## THE PROBLEM
Each line of the data that includes "dish" must be copied.

## Items from an interface collection
——————————

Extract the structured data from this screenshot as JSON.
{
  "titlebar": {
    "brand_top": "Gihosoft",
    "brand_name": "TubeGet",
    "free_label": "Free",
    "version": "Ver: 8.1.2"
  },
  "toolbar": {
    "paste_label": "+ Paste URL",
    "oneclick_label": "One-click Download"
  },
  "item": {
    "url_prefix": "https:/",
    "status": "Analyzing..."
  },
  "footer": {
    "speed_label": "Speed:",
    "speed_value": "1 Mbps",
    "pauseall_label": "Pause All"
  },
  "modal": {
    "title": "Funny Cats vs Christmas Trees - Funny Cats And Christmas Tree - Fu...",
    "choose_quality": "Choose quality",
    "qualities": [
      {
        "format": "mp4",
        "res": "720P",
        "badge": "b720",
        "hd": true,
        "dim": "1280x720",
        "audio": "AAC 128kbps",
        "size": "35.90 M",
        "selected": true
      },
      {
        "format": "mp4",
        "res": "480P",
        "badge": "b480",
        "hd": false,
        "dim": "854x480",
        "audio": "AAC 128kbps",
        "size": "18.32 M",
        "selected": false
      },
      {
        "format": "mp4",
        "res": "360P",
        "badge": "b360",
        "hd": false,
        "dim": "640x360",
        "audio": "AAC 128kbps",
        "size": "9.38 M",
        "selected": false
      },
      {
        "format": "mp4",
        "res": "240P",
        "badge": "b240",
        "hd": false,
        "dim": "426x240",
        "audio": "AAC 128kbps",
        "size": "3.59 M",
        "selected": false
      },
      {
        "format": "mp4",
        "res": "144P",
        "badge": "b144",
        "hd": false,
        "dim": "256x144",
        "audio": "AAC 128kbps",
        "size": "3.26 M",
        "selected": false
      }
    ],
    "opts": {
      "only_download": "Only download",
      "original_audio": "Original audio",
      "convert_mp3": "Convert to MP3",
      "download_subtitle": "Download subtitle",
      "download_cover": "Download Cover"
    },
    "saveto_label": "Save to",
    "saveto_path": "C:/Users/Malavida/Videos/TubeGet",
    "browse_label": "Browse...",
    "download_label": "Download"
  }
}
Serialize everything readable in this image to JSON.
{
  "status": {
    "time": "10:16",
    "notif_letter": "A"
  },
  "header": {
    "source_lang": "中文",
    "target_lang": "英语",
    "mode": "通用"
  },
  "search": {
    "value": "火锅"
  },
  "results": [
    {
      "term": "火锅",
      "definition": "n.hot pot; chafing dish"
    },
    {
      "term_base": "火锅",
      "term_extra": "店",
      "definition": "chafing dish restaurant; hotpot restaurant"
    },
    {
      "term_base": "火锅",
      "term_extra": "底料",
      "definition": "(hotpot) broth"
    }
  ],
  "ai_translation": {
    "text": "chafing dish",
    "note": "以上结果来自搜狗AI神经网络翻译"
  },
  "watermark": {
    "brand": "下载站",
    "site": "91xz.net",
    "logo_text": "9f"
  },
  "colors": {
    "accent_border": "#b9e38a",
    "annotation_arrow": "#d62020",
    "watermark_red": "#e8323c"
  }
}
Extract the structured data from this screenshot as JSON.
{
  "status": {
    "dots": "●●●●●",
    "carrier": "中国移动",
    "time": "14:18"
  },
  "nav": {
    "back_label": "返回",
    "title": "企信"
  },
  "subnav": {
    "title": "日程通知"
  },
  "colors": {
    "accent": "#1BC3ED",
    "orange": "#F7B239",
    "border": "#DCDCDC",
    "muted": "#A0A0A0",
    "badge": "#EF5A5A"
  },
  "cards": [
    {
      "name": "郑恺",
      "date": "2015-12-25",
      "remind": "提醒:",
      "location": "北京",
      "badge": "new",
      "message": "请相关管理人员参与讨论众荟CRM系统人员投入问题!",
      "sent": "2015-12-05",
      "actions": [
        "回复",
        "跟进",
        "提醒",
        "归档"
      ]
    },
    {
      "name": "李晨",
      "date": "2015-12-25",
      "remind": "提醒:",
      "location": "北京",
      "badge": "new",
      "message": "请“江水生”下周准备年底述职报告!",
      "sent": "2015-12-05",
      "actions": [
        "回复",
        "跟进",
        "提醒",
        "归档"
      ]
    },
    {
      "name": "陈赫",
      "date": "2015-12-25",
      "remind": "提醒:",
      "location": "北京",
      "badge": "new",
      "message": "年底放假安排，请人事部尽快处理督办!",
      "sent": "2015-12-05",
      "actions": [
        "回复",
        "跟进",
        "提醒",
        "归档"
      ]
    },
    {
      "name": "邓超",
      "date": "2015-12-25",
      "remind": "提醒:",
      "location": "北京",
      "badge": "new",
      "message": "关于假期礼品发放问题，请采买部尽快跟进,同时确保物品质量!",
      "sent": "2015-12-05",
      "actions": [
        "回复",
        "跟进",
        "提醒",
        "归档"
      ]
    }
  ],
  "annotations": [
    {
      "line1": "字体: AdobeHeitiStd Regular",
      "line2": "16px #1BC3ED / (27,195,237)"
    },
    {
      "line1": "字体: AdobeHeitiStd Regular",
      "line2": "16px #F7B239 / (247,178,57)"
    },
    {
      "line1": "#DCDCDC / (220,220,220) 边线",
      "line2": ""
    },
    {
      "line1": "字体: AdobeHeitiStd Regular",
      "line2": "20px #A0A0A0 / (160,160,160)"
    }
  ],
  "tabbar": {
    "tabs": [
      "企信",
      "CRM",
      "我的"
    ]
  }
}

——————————

## ANSWER TO THIS PROBLEM
      "definition": "n.hot pot; chafing dish"
      "definition": "chafing dish restaurant; hotpot restaurant"
    "text": "chafing dish",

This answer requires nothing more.